    Maybe this will be “fair.” Blue-collar types can often offer services for cash. Tougher to collect cash as a white-collar employee.

    The very wealthy appear to know how to transfer cash without detection.

  23. Gravatar of Matthew Waters Matthew Waters
    8. February 2019 at 12:43

    Switzerland had weak NGDP growth (in CHF) until recently. NGDP was still <1% for two years after the -0.75% rates were implemented. Deeper negative rates with restrictions on cash printing may have been necessary.

    At a deep ZLB, concrete tools include:

    1. Netative IOR with restrictions on cash printing.
    2. QE of private assets.
    3. Money-financed tax cut (helicopter money)

    I used to support #1, but I worry more now about real-world disruption. #2 is probably the easiest politically but has awful ramifications.

    So I support a money-financed tax cut. Say, the Fed could say "we are increase money by $500 billion." Anybody can tender their Treasuries at 0% rates. The shortest durations tendered get bought first. If not enough Treasuries are tendered, then it falls back on a tax cut.

  24. Gravatar of ssumner ssumner
    8. February 2019 at 14:35

    Benny, See Matthias’s comment. I’m a bit more supply side than the average economist, because I think the median economist underestimates the incentive effects of taxes.

    But yes, 2008-09 was demand side.

    Ben, I feel uneasy about both QE and negative rates, and also open heart surgery and chemo. Better to avoid getting sick in the first place.

    Matthew, The Swiss minus 0.75% was adopted as part of a contractionary (NeoFisherian) policy. If we use negative IOR, it should be part of an expansionary policy, not contractionary.

  25. Gravatar of Matthew Waters Matthew Waters
    8. February 2019 at 15:24

    Although to break out of the NeoFisherian trap, SNB may need one of the three unorthodox tools. Or the true threat to use one of the three tools.

    The currency peg was essentially QE of private assets. At least it put faith in the ECB to retain the Euro’s value, even though the Swiss have no control of the ECB.

  26. Gravatar of dtoh dtoh
    8. February 2019 at 21:27

    @Benjamin Cole
    Good point on Japan, I would note…

    1) This is already happening in Japan, which is why Japan has by far the best restaurants and manicurists in the world.

    2) The trend has nothing to do with monetary policy, it is entirely driven by a confiscatory tax policy.

    3) The downside is that it tends to concentrate economic activity in industries which are not capital intensive, which leads to low investment, which in turns leads to low economic growth, which leads to population decline.

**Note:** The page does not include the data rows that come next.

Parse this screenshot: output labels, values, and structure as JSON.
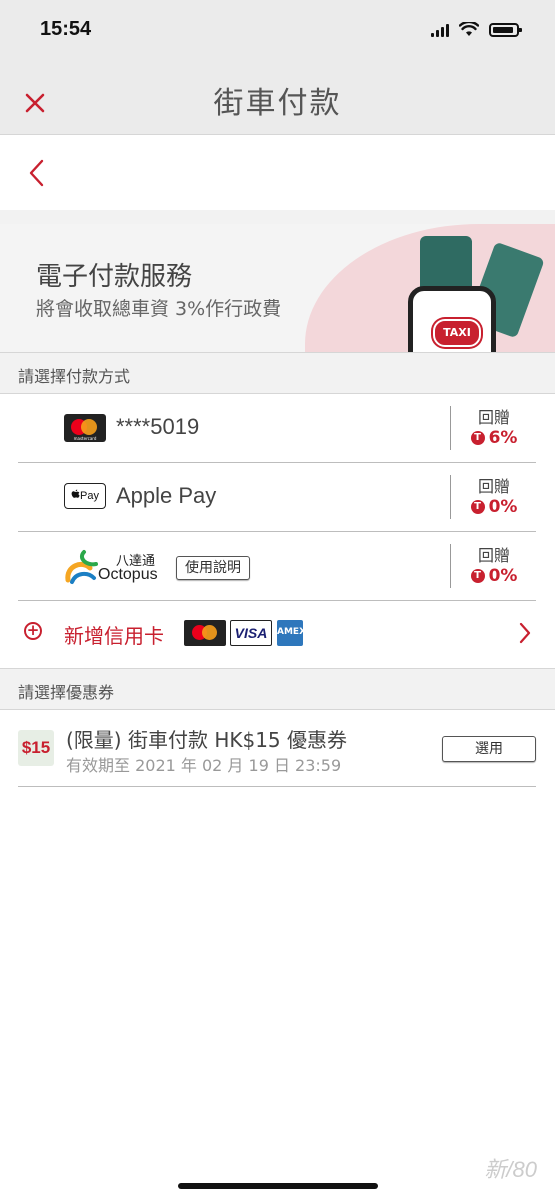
{
  "status_bar": {
    "time": "15:54"
  },
  "nav": {
    "title": "街車付款"
  },
  "banner": {
    "title": "電子付款服務",
    "subtitle": "將會收取總車資 3%作行政費",
    "taxi_label": "TAXI"
  },
  "payment_section": {
    "header": "請選擇付款方式",
    "methods": [
      {
        "label": "****5019",
        "logo": "mastercard-icon",
        "rebate_label": "回贈",
        "rebate": "6%"
      },
      {
        "label": "Apple Pay",
        "logo": "apple-pay-icon",
        "logo_text": "Pay",
        "rebate_label": "回贈",
        "rebate": "0%"
      },
      {
        "label": "",
        "logo": "octopus-icon",
        "logo_cn": "八達通",
        "logo_en": "Octopus",
        "extra_button": "使用說明",
        "rebate_label": "回贈",
        "rebate": "0%"
      }
    ],
    "add_card": {
      "label": "新增信用卡",
      "visa": "VISA",
      "amex": "AMEX"
    }
  },
  "voucher_section": {
    "header": "請選擇優惠券",
    "voucher": {
      "badge": "$15",
      "title": "(限量) 街車付款 HK$15 優惠券",
      "validity": "有效期至 2021 年 02 月 19 日 23:59",
      "button": "選用"
    }
  },
  "watermark": "新/80",
  "colors": {
    "accent": "#c8202f",
    "header_bg": "#ebebeb",
    "section_bg": "#f2f2f2"
  }
}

    4) If you’re already affluent and a foodie, it’s nirvana. For everybody else, you’re totally screwed.

  27. Gravatar of dtoh dtoh
    8. February 2019 at 21:54


    I think it’s important to emphasize that expansionary monetary policy works by inducing the non-banking sector to exchange financial assets for goods and services (I know you have slightly different view of the transmission mechanism.)

    This happens in two ways, either by raising the price of financial assets (i.e. lowering rates or the cost of borrowing) or by raising the expected return on good and services (i.e. expected of NGDP growth.) Normally the second (raising NGDP expectations) dominates the first (lowering rates,) which is why one sees rising rates during an economic expansion.

    Bottom line if the Fed were credible (which they are not because they’re incredibly incompetent,) the market would never expect negative NGDP growth, and the ZLB would never be an issue except as an interesting blog topic.

  28. Gravatar of ssumner ssumner
    9. February 2019 at 09:35

    Matthew, At a minimum, they shouldn’t have revalued the SF against the euro. All they had to do was keep the exchange rate peg.

    dtoh, Yup, have a good policy and you don’t need negative IOR.

Leave a Reply